Characteristics and Stability of Soil Aggregates in Tea Plantation

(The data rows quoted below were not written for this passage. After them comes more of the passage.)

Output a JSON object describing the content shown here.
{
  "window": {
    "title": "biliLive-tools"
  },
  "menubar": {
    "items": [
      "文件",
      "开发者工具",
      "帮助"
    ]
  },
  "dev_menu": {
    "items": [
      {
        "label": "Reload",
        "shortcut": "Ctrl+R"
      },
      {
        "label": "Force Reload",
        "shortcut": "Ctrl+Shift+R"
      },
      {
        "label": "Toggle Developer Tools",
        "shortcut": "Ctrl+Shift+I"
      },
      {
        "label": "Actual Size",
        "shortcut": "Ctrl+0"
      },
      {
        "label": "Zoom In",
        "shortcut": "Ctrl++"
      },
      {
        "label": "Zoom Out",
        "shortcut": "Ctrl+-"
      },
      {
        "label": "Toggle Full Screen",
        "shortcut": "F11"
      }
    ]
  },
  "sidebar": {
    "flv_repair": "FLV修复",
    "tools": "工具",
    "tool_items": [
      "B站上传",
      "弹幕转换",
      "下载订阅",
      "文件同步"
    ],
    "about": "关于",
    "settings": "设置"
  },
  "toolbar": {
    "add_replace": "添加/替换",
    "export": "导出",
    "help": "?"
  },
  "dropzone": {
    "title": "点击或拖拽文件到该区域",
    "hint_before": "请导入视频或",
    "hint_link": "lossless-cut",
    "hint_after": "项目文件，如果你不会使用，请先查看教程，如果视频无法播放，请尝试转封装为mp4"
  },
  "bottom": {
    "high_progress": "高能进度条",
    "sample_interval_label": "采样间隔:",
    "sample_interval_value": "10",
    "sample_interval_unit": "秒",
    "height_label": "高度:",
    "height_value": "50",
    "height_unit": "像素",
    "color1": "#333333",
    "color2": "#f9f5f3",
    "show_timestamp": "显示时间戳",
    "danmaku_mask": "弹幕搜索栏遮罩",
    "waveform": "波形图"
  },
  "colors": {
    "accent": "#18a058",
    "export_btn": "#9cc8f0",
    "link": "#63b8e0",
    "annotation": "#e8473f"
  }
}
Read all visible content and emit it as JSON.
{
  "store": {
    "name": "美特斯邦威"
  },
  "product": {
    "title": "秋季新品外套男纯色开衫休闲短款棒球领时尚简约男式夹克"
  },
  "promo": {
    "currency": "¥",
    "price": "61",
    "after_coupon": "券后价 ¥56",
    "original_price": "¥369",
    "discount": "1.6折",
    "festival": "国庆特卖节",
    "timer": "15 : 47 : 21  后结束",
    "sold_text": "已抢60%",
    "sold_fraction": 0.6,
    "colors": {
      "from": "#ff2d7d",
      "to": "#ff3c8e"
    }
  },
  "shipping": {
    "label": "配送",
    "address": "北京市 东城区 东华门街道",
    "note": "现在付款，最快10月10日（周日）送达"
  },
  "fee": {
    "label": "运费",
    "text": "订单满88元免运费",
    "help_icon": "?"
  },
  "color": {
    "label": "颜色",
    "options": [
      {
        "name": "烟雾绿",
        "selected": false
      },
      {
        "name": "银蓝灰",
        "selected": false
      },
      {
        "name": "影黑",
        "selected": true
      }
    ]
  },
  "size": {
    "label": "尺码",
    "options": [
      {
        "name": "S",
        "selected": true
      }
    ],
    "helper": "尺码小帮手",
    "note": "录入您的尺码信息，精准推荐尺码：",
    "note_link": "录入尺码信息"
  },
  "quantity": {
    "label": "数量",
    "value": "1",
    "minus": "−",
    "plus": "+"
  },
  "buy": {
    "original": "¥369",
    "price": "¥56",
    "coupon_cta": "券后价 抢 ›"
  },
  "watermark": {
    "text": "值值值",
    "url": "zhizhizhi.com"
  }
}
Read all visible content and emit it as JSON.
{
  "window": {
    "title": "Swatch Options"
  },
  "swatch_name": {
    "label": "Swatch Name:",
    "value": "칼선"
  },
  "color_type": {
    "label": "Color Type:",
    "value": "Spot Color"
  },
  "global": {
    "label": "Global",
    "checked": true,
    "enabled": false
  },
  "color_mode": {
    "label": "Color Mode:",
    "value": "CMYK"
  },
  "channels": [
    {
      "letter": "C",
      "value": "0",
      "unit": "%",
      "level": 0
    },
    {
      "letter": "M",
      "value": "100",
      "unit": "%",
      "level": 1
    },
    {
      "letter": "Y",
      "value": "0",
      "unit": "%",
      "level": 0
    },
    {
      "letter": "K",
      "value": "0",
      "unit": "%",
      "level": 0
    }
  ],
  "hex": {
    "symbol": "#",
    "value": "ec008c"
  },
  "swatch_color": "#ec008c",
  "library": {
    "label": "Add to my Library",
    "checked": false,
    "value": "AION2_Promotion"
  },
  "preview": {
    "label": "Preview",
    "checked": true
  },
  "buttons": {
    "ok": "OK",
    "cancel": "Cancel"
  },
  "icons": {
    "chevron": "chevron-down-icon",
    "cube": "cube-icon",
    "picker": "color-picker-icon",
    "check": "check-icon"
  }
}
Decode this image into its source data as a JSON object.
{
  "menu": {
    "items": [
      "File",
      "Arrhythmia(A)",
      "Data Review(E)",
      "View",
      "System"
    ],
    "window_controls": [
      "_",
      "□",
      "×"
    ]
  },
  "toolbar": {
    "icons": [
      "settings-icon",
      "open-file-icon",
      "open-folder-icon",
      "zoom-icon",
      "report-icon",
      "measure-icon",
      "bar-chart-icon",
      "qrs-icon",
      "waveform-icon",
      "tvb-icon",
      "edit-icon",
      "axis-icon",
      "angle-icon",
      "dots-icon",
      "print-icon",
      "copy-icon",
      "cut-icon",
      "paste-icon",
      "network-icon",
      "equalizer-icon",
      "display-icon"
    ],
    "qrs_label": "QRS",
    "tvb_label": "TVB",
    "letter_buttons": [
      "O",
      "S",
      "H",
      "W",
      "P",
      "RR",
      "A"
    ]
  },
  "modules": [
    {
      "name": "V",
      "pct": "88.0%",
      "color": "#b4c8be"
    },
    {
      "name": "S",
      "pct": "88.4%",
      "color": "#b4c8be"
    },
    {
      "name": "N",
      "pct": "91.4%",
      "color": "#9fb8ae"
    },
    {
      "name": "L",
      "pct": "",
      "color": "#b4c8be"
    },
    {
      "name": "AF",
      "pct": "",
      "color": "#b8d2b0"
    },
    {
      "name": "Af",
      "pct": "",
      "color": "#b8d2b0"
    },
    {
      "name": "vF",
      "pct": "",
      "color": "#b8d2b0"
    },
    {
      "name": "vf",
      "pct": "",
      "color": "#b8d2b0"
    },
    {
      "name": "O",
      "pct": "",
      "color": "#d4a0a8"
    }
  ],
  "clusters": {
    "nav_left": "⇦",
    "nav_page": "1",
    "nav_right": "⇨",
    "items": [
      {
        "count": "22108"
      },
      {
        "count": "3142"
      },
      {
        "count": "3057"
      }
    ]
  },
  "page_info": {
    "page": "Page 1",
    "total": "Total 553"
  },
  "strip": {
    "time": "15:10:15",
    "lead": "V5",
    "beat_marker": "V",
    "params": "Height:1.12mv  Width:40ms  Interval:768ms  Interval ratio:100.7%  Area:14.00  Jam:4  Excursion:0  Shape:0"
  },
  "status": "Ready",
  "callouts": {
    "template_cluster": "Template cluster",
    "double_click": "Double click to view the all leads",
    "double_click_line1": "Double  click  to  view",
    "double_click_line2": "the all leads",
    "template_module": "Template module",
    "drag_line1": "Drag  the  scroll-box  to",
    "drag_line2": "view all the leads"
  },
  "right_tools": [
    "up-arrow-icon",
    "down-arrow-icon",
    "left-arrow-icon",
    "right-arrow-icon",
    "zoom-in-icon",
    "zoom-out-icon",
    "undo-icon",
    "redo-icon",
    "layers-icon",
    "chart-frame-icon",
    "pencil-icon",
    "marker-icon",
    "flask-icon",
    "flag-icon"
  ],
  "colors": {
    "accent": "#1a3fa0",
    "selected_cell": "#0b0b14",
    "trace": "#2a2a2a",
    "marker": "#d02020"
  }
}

Soil aggregate stability as a key indicator of soil structure and erodibility to evaluate soil stability, is a product of interactions between soil environment, management practices, and land use patterns. The objective of this study was to analyze the distribution characteristics, characteristics of fractal features and stability of soil aggregates in tea plantations and eucalyptus plantations of Western Sichuan in China. The dry- and water-stable aggregate size distributions were determined by dry sieving and wet sieving methods. The results showed that soil structural properties in tea and eucalyptus plantations were similar. With increase in depth of soil layer, the aggregate stability of tea plantation soil became stronger. Comparative analysis of dry and wet sieving results showed that most of the aggregates in tea plantation soil were unstable. The soil aggregates >5mm and 0.5-0.25mm in size had higher stability, while those 2-1mm in size had lower stability. For tea plantation soil, the correlation coefficients between aggregate stability index and mean weight diameter, geometric mean diameter, fractal dimension were bigger under wet sieving than those under dry sieving. The results showed that aggregate stability index, mean weight diameter, geometric mean diameter, fractal dimension of water-stable aggregates could characterize soil aggregate stability in tea plantation ideally.
Z. C. Zheng et al., "Characteristics and Stability of Soil Aggregates in Tea Plantation", Advanced Materials Research, Vols. 343-344, pp. 968-974, 2012